Southold attorney Eileen Powers is challenging the town Republican committee’s nominee, William Goggins, for that party’s line, and both candidates will face Democratic nominee Brian Hughes for the Conservative and Independence nods.
The three candidates are vying for the seat being vacated at the end of the year by retiring Judge Rudolph Bruer, who announced in April that he would not seek re-election after 20 years in office.
For both Mr. Hughes and Mr. Goggins, this marks a second bid for town justice.
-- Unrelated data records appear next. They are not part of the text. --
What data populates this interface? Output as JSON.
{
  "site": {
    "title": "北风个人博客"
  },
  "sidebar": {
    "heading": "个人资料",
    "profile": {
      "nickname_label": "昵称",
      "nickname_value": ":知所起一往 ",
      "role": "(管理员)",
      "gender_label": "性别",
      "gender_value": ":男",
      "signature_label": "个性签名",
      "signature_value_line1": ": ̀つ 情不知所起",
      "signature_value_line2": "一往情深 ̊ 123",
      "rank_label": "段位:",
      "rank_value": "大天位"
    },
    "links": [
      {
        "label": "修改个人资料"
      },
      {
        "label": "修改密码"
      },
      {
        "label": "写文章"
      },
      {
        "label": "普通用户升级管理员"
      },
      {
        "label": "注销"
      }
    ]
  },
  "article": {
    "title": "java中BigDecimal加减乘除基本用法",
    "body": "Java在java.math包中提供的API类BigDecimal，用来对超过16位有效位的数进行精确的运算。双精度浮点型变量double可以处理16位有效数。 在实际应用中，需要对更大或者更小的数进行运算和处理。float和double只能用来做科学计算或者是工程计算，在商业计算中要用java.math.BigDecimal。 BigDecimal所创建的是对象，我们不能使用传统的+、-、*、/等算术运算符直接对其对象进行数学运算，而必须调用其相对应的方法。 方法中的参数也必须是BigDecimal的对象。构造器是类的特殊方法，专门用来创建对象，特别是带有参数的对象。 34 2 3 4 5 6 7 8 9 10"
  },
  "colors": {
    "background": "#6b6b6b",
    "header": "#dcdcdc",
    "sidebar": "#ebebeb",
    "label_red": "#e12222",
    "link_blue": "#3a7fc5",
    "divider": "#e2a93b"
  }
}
Ms. Powers, who screened with GOP officials but did not receive the nomination at the party’s convention in May, is making her first run for public office.
“I think my résumé speaks for itself and I’m the best candidate for the job,” she told The Suffolk Times when announcing her primary campaign June 1.
A trial attorney with a private practice in Riverhead, Ms. Powers previously served nearly a decade in the Suffolk County District Attorney’s office, first as an assistant district attorney and later as an assistant bureau chief. For the past 13 years she has run her own private practice while also serving as town attorney in Southampton from 2002 to 2005 and village attorney in Belle Terre since 2006.
She said it’s her experience both as a former prosecutor and as a trial attorney in each of the East End courts that best qualifies her for judge.
“I’m a trial attorney who is in court every day,” Ms. Powers said. “I know what my clients want in a judge and I think I am that person.”
Mr. Goggins, who ran unsuccessfully against Judge William Price in 2013, said knowing he had the support of most of the Republican committee convinced him to run again.
The Mattituck attorney also told The Suffolk Times he believes he’s the ideal candidate for the job.
“I have the experience,” he said. “I have 25 years as both a civil and criminal attorney. I couldn’t even count how many trials I’ve had and they’ve given me the opportunity to see things from both sides. I have a lot of knowledge of what works and what doesn’t.”
Mr. Hughes, of Southold, is a registered Independent who lost a bid for town justice in 2011. He is an attorney and former FDNY firefighter and fire marshal. His Democratic nomination is not being challenged, so heading into the primary he is the only candidate guaranteed to appear on the ballot for the Nov. 3 general election.
At the Democratic nominating convention in May, Mr. Hughes pointed to the arrest and conviction of former justice court clerk Christine Stulsky for stealing from the town’s bail fund as a major problem in the courts that needs addressing, saying ethics need to be restored to the court.
“With nobody noticing, half the court’s proceeds went missing,” he said, referring to the more than $260,000 Ms. Stulsky admitted to stealing. “I want to have someone watching that.”
Mr. Hughes said he would bring courtroom experience, executive administrative experience and ethical considerations to the office.